• **EXERCISE OBJECTIVE**: Set the material down again exactly, line by line, skipping each picture.
---
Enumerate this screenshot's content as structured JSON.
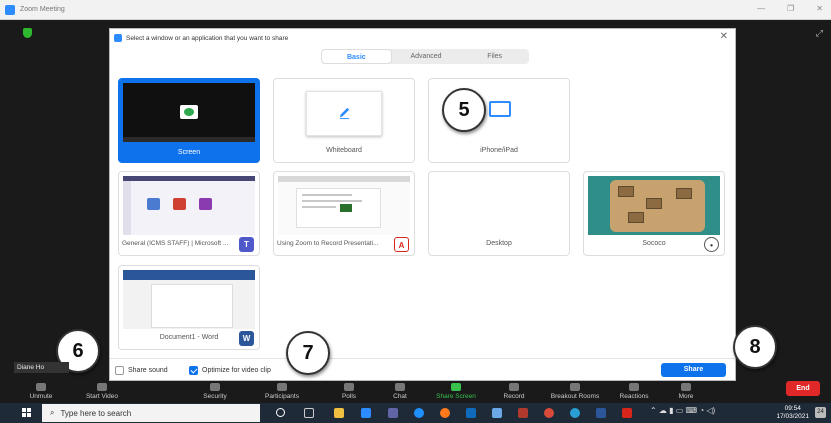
{
  "window": {
    "title": "Zoom Meeting"
  },
  "dialog": {
    "title": "Select a window or an application that you want to share",
    "tabs": [
      {
        "label": "Basic",
        "active": true
      },
      {
        "label": "Advanced",
        "active": false
      },
      {
        "label": "Files",
        "active": false
      }
    ],
    "tiles": [
      {
        "label": "Screen",
        "selected": true
      },
      {
        "label": "Whiteboard"
      },
      {
        "label": "iPhone/iPad"
      },
      {
        "label": "General (ICMS STAFF) | Microsoft ...",
        "badge": "T"
      },
      {
        "label": "Using Zoom to Record Presentati...",
        "badge": "A"
      },
      {
        "label": "Desktop"
      },
      {
        "label": "Sococo",
        "badge": "•"
      },
      {
        "label": "Document1 - Word",
        "badge": "W"
      }
    ],
    "footer": {
      "share_sound": {
        "label": "Share sound",
        "checked": false
      },
      "optimize": {
        "label": "Optimize for video clip",
        "checked": true
      },
      "share_button": "Share"
    }
  },
  "callouts": [
    "5",
    "6",
    "7",
    "8"
  ],
  "participant_name": "Diane Ho",
  "toolbar": {
    "items": [
      "Unmute",
      "Start Video",
      "Security",
      "Participants",
      "Polls",
      "Chat",
      "Share Screen",
      "Record",
      "Breakout Rooms",
      "Reactions",
      "More"
    ],
    "end": "End"
  },
  "taskbar": {
    "search_placeholder": "Type here to search",
    "time": "09:54",
    "date": "17/03/2021",
    "notification_count": "24"
  },
  "colors": {
    "zoom_blue": "#0e72ed",
    "end_red": "#e02828",
    "share_green": "#38c24d",
    "taskbar": "#1f2a38"
  }
}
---
• **SOLUTION BELOW**:
Enumerate this screenshot's content as structured JSON.
{
  "window": {
    "title": "Zoom Meeting"
  },
  "dialog": {
    "title": "Select a window or an application that you want to share",
    "tabs": [
      {
        "label": "Basic",
        "active": true
      },
      {
        "label": "Advanced",
        "active": false
      },
      {
        "label": "Files",
        "active": false
      }
    ],
    "tiles": [
      {
        "label": "Screen",
        "selected": true
      },
      {
        "label": "Whiteboard"
      },
      {
        "label": "iPhone/iPad"
      },
      {
        "label": "General (ICMS STAFF) | Microsoft ...",
        "badge": "T"
      },
      {
        "label": "Using Zoom to Record Presentati...",
        "badge": "A"
      },
      {
        "label": "Desktop"
      },
      {
        "label": "Sococo",
        "badge": "•"
      },
      {
        "label": "Document1 - Word",
        "badge": "W"
      }
    ],
    "footer": {
      "share_sound": {
        "label": "Share sound",
        "checked": false
      },
      "optimize": {
        "label": "Optimize for video clip",
        "checked": true
      },
      "share_button": "Share"
    }
  },
  "callouts": [
    "5",
    "6",
    "7",
    "8"
  ],
  "participant_name": "Diane Ho",
  "toolbar": {
    "items": [
      "Unmute",
      "Start Video",
      "Security",
      "Participants",
      "Polls",
      "Chat",
      "Share Screen",
      "Record",
      "Breakout Rooms",
      "Reactions",
      "More"
    ],
    "end": "End"
  },
  "taskbar": {
    "search_placeholder": "Type here to search",
    "time": "09:54",
    "date": "17/03/2021",
    "notification_count": "24"
  },
  "colors": {
    "zoom_blue": "#0e72ed",
    "end_red": "#e02828",
    "share_green": "#38c24d",
    "taskbar": "#1f2a38"
  }
}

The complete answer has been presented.